“It's really been an emotional 10 days,” Johnson said. “He was admitted to the hospital 10 days ago, and you know it was pretty much touch and go from the time he arrived in the hospital. Fortunately, his daughter said that he was alert enough to watch our game against Mississippi State (on Thursday), and he watched the first half of our game yesterday before things took a turn for the worse.

“Special man, pioneer in basketball. Mentor. He was on campus about four, five weeks ago; we had lunch, and he came to practice and talked to the guys. You know, he had a great sense of humor and a bunch of stories about me. Not all of them are true. Yeah, this has been very emotional for me and — but no more than it is for his family. We send all of our love and condolences to his family.”

Shortly after Casem became Southern athletic director in 1986, he was in the market for a basketball coach. A friend in Alabama advised Casem to try to land Jobe, then winning 20 games a year at Alabama A&M.

“I called Ben, and it was a foregone conclusion after one interview,” Casem said. “We developed a great passion for our program.”

Jobe coached Southern from 1986-96 and again from 2001-03, winning 208 games in 12 years with four NCAA trips and one NIT appearance.

For a man named Jobe, Ben didn’t possess the patience of his biblical namesake in a basketball sense. His philosophy was up-tempo all the time, wanting his team to average more than 90 shots per game. Three times at Southern — 1990-91, 1992-93 and 1993-94 — Jobe’s Jaguars led the NCAA in scoring at 104.4, 97.1 and 101.0 points per game.

Covering Southern then was like watching a tennis match. The Jaguars would score, the other team would score and the Jaguars would score again, literally within the span of 10 seconds or so.

“The people who appreciated it the most were the people in the stands,” former Texas Southern coach Robert Moreland said. “When Southern came (to Houston) or we went to Baton Rouge, the stands were packed. People wanted to be entertained.”

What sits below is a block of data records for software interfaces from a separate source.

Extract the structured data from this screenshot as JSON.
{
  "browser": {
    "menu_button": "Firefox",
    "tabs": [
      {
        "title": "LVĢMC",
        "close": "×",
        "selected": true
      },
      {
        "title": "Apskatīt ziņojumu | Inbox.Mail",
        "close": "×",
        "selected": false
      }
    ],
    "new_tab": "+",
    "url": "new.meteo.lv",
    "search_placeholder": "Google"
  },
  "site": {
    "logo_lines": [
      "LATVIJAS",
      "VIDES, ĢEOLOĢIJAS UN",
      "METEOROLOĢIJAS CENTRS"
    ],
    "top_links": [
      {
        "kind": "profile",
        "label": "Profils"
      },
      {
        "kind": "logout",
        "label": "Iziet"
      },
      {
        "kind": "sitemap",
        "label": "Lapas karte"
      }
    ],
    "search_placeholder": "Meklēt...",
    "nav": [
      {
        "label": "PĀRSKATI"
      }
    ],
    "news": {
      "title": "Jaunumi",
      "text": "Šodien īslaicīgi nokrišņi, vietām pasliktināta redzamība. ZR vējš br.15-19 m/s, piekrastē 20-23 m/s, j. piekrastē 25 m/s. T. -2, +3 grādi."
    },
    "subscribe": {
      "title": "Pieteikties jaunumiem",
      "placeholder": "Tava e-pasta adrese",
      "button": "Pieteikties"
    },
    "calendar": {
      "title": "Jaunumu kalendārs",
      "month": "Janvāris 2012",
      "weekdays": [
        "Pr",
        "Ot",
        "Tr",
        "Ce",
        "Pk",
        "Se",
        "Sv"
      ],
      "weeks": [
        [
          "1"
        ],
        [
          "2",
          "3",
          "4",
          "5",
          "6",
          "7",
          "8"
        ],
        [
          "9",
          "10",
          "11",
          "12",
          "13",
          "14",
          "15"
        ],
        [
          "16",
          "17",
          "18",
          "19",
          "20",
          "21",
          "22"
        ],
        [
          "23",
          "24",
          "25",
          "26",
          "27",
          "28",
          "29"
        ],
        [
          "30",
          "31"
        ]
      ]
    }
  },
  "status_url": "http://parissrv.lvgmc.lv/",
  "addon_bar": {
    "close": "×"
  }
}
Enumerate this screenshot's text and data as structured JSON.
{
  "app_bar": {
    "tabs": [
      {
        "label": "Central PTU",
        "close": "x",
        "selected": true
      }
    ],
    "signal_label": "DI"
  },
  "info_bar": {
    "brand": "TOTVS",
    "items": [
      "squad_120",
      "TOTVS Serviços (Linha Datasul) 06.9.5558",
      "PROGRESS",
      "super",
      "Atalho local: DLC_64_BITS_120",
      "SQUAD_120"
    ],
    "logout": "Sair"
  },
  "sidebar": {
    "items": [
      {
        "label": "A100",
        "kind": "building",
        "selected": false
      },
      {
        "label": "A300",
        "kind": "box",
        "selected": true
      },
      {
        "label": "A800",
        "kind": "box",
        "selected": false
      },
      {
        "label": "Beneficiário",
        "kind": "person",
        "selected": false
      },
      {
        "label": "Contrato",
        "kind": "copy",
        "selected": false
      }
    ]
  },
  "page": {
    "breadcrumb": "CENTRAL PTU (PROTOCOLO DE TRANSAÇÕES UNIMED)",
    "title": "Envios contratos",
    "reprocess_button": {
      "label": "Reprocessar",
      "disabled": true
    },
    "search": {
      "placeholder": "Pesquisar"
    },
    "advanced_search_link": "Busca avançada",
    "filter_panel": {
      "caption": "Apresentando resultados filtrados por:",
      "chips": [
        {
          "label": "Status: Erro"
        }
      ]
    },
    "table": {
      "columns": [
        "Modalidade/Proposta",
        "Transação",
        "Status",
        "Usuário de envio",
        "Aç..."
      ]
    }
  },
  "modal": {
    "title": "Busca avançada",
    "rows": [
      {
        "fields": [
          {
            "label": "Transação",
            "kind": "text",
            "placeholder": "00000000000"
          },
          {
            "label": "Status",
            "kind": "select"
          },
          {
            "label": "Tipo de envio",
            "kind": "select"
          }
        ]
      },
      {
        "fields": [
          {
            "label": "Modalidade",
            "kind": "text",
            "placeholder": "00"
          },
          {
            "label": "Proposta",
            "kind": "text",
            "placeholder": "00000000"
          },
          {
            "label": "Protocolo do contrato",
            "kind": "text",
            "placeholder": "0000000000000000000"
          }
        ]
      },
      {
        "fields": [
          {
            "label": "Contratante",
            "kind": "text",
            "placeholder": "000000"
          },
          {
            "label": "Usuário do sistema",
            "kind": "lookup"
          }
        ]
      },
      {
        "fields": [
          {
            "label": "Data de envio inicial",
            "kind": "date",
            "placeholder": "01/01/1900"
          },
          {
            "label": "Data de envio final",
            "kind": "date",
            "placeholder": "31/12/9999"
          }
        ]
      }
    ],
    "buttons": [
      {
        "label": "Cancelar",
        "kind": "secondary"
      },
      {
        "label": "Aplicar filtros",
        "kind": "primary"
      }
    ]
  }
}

“Followers of college basketball know about his great NCAA tournament victory over Georgia Tech,” said Lonza Hardy, former sports information director at Southern and now athletic director at Arkansas-Pine Bluff. “But he was even more widely known because of the great style of play that he taught his teams. Because of his outstanding skills as a recruiter, and because of his overall devotion to seeing his players develop as young men, coach Jobe learned from the best, and he went on to teach those who would become the best. He was indeed an iconic basketball coach.”

He was indeed. But more than that, he was an iconic man.

Follow Scott Rabalais on Twitter, @RabalaisAdv.​